Contributors: Philip Alexander, Sebastian Brock, Jacob Elbaum, Michael Fishbane, Robert Hayward, William Horbury, Sara Japhet, Ephraim Kanarfogel, Naftali Loewenthal, Ivan G. Marcus, Alison Salvesen, Marc Saperstein, Chava Turniansky, Piet van Boxel, Joanna Weinberg, Benjamin Williams, Elliot Wolfson, Eli Yassif.


Author Information

Michael Fishbane is Professor of Jewish Studies in the Divinity School of the University of Chicago, an elected fellow of the American Academy for Jewish Research and holder of a Lifetime Award for Textual Studies from the National Foundation for Jewish Culture in America. Joanna Weinberg is Professor of Early Modern Jewish History and Rabbinics at the University of Oxford.

Table of Contents
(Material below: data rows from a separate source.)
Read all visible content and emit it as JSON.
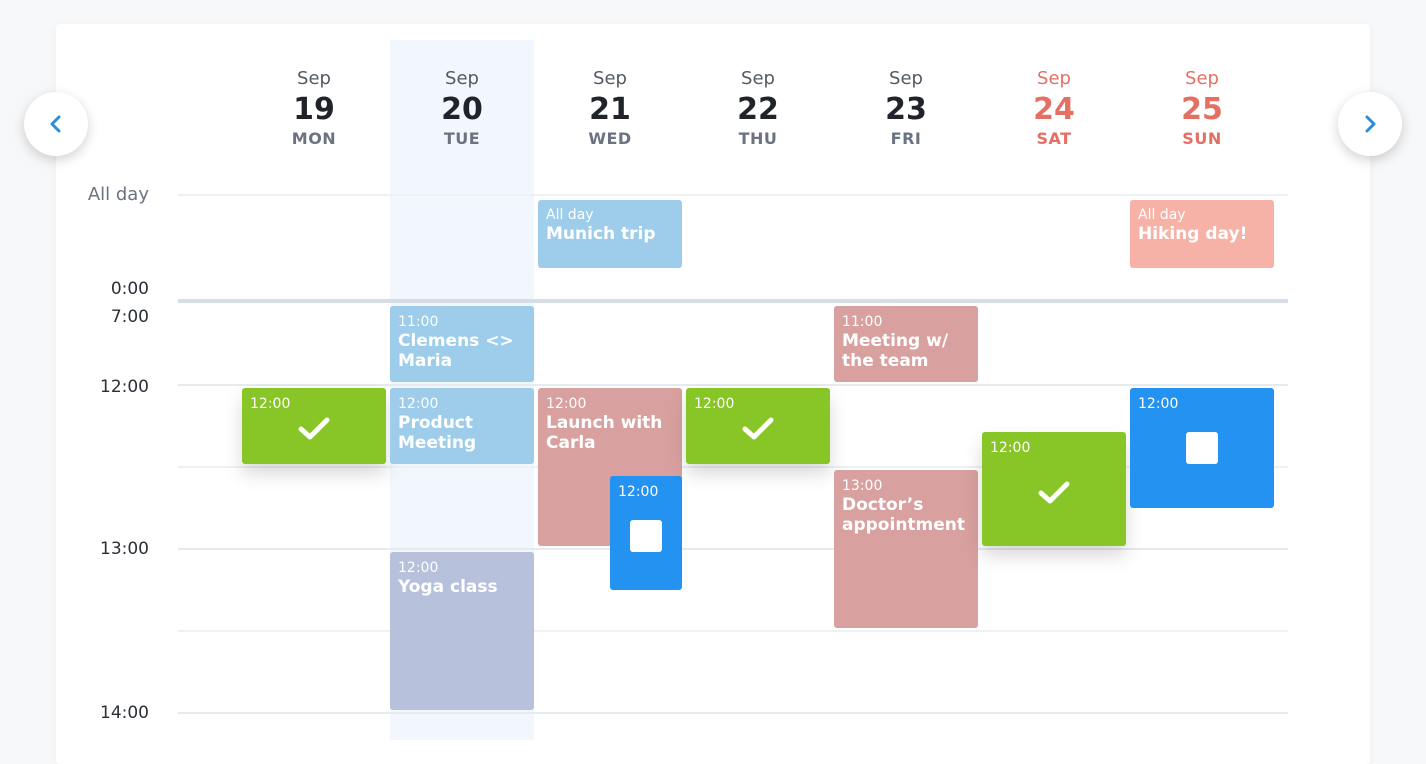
{
  "navigation": {
    "prev_icon": "chevron-left-icon",
    "next_icon": "chevron-right-icon"
  },
  "colors": {
    "accent": "#2492f0",
    "weekend": "#e46f63",
    "today_band": "#f2f7fd"
  },
  "days": [
    {
      "month": "Sep",
      "day": "19",
      "weekday": "MON",
      "weekend": false,
      "today": false
    },
    {
      "month": "Sep",
      "day": "20",
      "weekday": "TUE",
      "weekend": false,
      "today": true
    },
    {
      "month": "Sep",
      "day": "21",
      "weekday": "WED",
      "weekend": false,
      "today": false
    },
    {
      "month": "Sep",
      "day": "22",
      "weekday": "THU",
      "weekend": false,
      "today": false
    },
    {
      "month": "Sep",
      "day": "23",
      "weekday": "FRI",
      "weekend": false,
      "today": false
    },
    {
      "month": "Sep",
      "day": "24",
      "weekday": "SAT",
      "weekend": true,
      "today": false
    },
    {
      "month": "Sep",
      "day": "25",
      "weekday": "SUN",
      "weekend": true,
      "today": false
    }
  ],
  "time_labels": {
    "allday": "All day",
    "t0": "0:00",
    "t7": "7:00",
    "t12": "12:00",
    "t13": "13:00",
    "t14": "14:00"
  },
  "events": {
    "munich": {
      "time": "All day",
      "title": "Munich trip",
      "day": "Sep 21"
    },
    "hiking": {
      "time": "All day",
      "title": "Hiking day!",
      "day": "Sep 25"
    },
    "clemens": {
      "time": "11:00",
      "title": "Clemens <> Maria",
      "day": "Sep 20"
    },
    "meeting_team": {
      "time": "11:00",
      "title": "Meeting w/ the team",
      "day": "Sep 23"
    },
    "task_mon": {
      "time": "12:00",
      "status": "done",
      "day": "Sep 19"
    },
    "product": {
      "time": "12:00",
      "title": "Product Meeting",
      "day": "Sep 20"
    },
    "launch": {
      "time": "12:00",
      "title": "Launch with Carla",
      "day": "Sep 21"
    },
    "task_wed": {
      "time": "12:00",
      "status": "open",
      "day": "Sep 21"
    },
    "task_thu": {
      "time": "12:00",
      "status": "done",
      "day": "Sep 22"
    },
    "doctor": {
      "time": "13:00",
      "title": "Doctor’s appointment",
      "day": "Sep 23"
    },
    "task_sat": {
      "time": "12:00",
      "status": "done",
      "day": "Sep 24"
    },
    "task_sun": {
      "time": "12:00",
      "status": "open",
      "day": "Sep 25"
    },
    "yoga": {
      "time": "12:00",
      "title": "Yoga class",
      "day": "Sep 20"
    }
  }
}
Table of Contents
Section TitlePagePrice
Cover 1
Half Title 2
Title Page 4
Copyright 5
List of Contributors 8
Note on Transliteration 9
List of Contributors8
Note on Transliteration9
Introduction 10
1. Midrash and the Meaning of Scripture 22
2. The Hand upon the Lord’s Throne: Targumic and Midrashic Perceptions of Exodus 17: 14–16 34
3. Unwashed Hands: A Midrashic Controversy in the Gospel of Matthew 50
4. ‘Tradunt Hebraei’: The Problem of the Function and Reception of Jewish Midrash in Jerome 66
5. Midrash in Syriac 92
6. Piyut and Midrash: Between Poetic Invention and Rabbinic Convention 108
7. The Mourners for Zion and the Suffering Messiah: Pesikta rabati 34—Structure, Theology, and Context 146
8. The Toledot yeshu as Midrash 168
9. Storytelling as Midrashic Discourse in the Middle Ages 178
10. Performative Midrash in the Memory of Ashkenazi Martyrs 206
11. Midrash in a Lexical Key: Nathan ben Yehiel’s Arukh 222
12. Rashi’s Choice: The Pentateuch Commentary as Rewritten Midrash 242
13. The Pendulum of Exegetical Methodology: From Peshat to Derash and Back 258
14. Midrashic Texts and Methods in Tosafist Torah Commentaries 276
15. Zoharic Literature and Midrashic Temporality 330
16. The Ingathering of Midrash Rabbah: A Moment of Creativity and Innovation 356
17. Midrash in Medieval and Early Modern Sermons 380
18. Rabbi Judah Loew of Prague and his Attitude to the Aggadah 398
19. The Destruction of the Temple: A Yiddish Booklet for the Ninth of Av 416
20. Midrash in Habad Hasidism 438